═══ Data listing
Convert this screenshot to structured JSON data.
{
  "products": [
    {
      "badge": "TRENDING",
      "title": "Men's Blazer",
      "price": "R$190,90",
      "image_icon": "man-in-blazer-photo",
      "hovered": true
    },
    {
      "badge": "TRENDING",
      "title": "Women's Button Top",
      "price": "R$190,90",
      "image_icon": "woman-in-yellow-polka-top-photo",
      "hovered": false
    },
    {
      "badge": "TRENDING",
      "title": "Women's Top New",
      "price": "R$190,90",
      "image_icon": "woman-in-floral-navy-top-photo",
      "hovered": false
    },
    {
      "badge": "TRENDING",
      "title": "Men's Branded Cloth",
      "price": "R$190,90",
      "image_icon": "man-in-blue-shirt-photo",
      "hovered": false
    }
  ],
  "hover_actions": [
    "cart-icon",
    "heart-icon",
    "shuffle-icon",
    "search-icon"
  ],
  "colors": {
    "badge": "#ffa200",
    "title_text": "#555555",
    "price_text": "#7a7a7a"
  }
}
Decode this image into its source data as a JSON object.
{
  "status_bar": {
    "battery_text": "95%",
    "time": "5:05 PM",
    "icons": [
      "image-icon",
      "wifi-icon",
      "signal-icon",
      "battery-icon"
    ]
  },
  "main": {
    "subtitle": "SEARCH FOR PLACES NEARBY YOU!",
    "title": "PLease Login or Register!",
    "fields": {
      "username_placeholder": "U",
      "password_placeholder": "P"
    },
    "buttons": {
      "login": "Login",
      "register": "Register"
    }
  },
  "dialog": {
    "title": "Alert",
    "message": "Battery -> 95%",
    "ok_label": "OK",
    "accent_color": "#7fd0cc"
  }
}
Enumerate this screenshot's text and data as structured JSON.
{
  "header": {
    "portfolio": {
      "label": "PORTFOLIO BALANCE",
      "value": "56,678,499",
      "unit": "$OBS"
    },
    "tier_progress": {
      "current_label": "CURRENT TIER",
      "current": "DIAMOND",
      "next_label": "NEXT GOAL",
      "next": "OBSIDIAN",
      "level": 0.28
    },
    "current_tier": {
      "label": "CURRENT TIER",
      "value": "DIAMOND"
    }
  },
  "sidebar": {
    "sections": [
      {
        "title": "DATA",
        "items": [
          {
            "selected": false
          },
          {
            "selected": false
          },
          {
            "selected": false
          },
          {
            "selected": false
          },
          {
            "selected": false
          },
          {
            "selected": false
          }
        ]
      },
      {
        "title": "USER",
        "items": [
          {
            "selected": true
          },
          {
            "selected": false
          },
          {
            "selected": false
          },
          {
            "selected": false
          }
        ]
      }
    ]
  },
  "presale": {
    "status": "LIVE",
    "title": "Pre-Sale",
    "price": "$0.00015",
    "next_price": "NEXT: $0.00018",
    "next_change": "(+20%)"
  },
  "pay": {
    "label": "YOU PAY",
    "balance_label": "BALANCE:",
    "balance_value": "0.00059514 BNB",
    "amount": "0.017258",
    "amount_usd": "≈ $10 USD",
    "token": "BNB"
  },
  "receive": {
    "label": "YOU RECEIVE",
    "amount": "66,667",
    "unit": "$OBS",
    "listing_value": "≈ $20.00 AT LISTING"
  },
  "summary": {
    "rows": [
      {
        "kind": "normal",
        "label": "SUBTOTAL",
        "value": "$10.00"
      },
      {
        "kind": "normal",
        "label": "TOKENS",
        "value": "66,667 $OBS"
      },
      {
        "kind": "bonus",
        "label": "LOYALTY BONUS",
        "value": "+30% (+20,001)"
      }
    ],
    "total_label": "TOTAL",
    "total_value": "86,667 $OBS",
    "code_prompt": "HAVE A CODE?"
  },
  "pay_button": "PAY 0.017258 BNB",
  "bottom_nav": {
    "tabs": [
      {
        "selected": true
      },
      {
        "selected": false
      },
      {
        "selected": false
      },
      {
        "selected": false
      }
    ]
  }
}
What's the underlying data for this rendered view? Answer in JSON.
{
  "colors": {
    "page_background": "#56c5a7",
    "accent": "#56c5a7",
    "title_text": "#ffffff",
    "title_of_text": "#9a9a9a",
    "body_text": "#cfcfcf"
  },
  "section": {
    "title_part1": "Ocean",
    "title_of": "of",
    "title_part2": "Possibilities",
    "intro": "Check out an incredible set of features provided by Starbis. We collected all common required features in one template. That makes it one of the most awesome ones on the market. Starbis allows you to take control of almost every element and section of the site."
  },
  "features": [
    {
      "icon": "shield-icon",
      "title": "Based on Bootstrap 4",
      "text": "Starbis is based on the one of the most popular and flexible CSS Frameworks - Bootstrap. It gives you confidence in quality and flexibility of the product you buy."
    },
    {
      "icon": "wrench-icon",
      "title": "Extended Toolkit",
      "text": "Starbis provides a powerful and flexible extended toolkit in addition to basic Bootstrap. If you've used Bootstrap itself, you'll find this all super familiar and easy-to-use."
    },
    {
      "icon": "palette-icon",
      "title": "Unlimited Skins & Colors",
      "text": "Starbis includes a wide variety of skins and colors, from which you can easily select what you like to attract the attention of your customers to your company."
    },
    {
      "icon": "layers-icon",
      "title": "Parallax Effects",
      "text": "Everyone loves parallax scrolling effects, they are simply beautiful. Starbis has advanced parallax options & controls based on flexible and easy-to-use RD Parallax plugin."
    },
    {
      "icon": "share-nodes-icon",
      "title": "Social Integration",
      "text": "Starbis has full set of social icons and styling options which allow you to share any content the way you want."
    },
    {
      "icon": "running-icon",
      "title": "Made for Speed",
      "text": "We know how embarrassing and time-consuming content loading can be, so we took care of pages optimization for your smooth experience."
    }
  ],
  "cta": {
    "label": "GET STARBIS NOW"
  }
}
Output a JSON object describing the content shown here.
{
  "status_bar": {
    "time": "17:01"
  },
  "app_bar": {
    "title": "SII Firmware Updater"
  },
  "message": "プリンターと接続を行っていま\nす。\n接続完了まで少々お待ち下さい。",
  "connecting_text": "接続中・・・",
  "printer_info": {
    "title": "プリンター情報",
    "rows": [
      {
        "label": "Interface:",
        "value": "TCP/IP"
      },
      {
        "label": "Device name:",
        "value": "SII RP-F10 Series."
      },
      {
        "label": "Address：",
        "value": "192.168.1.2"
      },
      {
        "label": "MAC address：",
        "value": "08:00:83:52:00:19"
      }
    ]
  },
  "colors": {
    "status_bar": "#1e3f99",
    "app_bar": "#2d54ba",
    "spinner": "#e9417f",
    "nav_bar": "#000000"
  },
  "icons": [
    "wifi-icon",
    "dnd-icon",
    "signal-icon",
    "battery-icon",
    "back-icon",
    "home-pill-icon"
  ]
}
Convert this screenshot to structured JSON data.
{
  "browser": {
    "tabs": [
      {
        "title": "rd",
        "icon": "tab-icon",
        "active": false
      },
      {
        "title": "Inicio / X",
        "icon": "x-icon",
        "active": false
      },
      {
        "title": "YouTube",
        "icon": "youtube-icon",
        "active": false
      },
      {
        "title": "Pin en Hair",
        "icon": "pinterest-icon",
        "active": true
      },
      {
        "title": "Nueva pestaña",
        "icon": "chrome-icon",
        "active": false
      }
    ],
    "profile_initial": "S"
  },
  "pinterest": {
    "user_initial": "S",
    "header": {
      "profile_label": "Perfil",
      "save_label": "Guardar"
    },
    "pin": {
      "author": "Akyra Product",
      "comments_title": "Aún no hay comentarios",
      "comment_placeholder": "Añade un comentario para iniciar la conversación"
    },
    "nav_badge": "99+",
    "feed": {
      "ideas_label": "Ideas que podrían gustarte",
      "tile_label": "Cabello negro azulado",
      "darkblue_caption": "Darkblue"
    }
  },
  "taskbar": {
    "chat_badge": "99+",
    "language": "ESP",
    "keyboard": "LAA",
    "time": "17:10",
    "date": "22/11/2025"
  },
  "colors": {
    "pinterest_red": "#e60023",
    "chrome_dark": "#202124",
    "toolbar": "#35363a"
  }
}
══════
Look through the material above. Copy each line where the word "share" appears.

      "icon": "share-nodes-icon",
      "text": "Starbis has full set of social icons and styling options which allow you to share any content the way you want."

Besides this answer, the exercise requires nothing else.